Abu Dhabi, January 15, 2014
Etihad Airways, the national airline of the UAE, will double its flights between Abu Dhabi and New York city, introducing a second daily service from March 1.
Flight EY103 will depart Abu Dhabi International Airport at 1.45 am, arriving at New York’s John F Kennedy Airport at 7.45 am the same day, while the return flight, EY102, will leave New York at 11.35 am, arriving in Abu Dhabi at 9.20 am the next day.
The new flights will complement the airline’s current 10.30 am departure to New York.
Initially, the new flights will be operated by Etihad Airways using two tri-class Boeing 777-300ER aircraft leased from its strategic partner, India’s Jet Airways. From May 1, Jet Airways will operate these flights.
The second New York service will increase substantially the connections available via the Abu Dhabi Airport hub, with the schedule designed to link in both directions with Etihad Airways and partner airline flights between Abu Dhabi and more than 30 destinations in India, the Middle East, Central and South East Asia, Africa and island nations in the Indian Ocean region.
Beyond New York, guests also will be able to connect in both directions with destinations throughout the US and in Canada and Mexico.
“New York City is one of the most popular destinations in our network, not only for guests flying from Abu Dhabi but also for business, leisure and family travellers from a wide range of connecting destinations,” said James Hogan, president and chief executive officer of Etihad Airways.
“These services will provide greater access to New York City for travellers from Abu Dhabi and further evidence of the importance of Abu Dhabi as a global air transport hub,” Hogan said.
Etihad Airways recently announced plans to commence services to two new US destinations, Los Angeles daily from June 2014 and Dallas-Fort Worth three times a week from December 2014.

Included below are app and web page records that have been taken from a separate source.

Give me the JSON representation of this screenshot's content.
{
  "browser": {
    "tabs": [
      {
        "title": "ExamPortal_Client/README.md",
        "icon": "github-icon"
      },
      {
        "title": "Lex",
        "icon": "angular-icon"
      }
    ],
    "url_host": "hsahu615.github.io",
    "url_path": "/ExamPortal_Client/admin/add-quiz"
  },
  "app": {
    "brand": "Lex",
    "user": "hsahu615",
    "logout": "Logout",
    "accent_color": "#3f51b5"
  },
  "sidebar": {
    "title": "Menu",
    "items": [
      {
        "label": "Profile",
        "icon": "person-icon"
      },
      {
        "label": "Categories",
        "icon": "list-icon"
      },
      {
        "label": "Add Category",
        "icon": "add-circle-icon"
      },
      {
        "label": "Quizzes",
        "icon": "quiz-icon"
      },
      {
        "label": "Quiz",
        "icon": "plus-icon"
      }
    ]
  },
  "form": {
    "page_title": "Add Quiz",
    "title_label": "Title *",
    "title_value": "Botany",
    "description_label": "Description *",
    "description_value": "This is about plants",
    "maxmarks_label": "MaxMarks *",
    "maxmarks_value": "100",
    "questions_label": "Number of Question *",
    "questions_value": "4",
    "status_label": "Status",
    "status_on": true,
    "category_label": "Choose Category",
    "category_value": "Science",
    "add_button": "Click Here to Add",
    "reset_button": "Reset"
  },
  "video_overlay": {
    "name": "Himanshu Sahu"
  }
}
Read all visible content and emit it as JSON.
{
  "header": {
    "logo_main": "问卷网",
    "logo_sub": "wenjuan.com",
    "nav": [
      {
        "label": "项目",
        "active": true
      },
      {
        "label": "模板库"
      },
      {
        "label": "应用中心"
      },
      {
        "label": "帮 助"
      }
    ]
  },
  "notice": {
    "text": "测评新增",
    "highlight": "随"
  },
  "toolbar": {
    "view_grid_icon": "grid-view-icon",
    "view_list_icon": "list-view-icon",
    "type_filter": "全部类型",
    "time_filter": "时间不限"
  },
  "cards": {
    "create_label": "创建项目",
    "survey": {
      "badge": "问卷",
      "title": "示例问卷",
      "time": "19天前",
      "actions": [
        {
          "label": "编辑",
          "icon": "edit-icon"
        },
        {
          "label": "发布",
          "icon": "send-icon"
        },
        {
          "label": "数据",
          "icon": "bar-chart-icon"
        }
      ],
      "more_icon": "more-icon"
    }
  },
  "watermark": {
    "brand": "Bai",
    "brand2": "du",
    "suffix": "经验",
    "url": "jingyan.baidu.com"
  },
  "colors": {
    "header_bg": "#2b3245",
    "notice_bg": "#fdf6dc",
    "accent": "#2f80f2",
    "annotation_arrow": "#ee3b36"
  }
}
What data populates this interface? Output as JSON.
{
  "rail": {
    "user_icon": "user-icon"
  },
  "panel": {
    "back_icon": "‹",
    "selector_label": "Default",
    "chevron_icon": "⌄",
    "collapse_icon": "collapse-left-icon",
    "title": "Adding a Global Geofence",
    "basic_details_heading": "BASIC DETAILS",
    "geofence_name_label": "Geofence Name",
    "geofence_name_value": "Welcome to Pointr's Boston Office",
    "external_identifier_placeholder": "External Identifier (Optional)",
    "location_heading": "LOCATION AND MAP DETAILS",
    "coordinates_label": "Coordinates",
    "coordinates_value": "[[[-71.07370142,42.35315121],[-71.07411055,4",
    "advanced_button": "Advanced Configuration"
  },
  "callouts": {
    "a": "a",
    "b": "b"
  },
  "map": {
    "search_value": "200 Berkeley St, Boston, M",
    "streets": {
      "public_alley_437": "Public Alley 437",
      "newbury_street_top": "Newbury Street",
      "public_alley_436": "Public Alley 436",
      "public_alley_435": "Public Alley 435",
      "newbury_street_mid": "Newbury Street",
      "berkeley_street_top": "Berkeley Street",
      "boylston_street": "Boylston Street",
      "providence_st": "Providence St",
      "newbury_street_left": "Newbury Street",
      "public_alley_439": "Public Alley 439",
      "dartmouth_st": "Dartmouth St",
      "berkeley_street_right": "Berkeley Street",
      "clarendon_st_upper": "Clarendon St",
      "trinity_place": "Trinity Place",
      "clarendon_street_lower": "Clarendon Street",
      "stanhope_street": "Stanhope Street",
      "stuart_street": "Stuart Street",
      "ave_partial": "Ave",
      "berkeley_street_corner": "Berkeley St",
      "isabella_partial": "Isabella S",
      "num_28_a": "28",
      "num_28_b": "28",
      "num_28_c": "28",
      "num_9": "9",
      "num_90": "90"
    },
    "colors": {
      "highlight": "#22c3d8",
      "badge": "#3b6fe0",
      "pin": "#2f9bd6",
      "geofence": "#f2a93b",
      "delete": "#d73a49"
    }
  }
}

The airline also flies daily between Abu Dhabi and both Washington, D.C. and Chicago. – TradeArabia News Service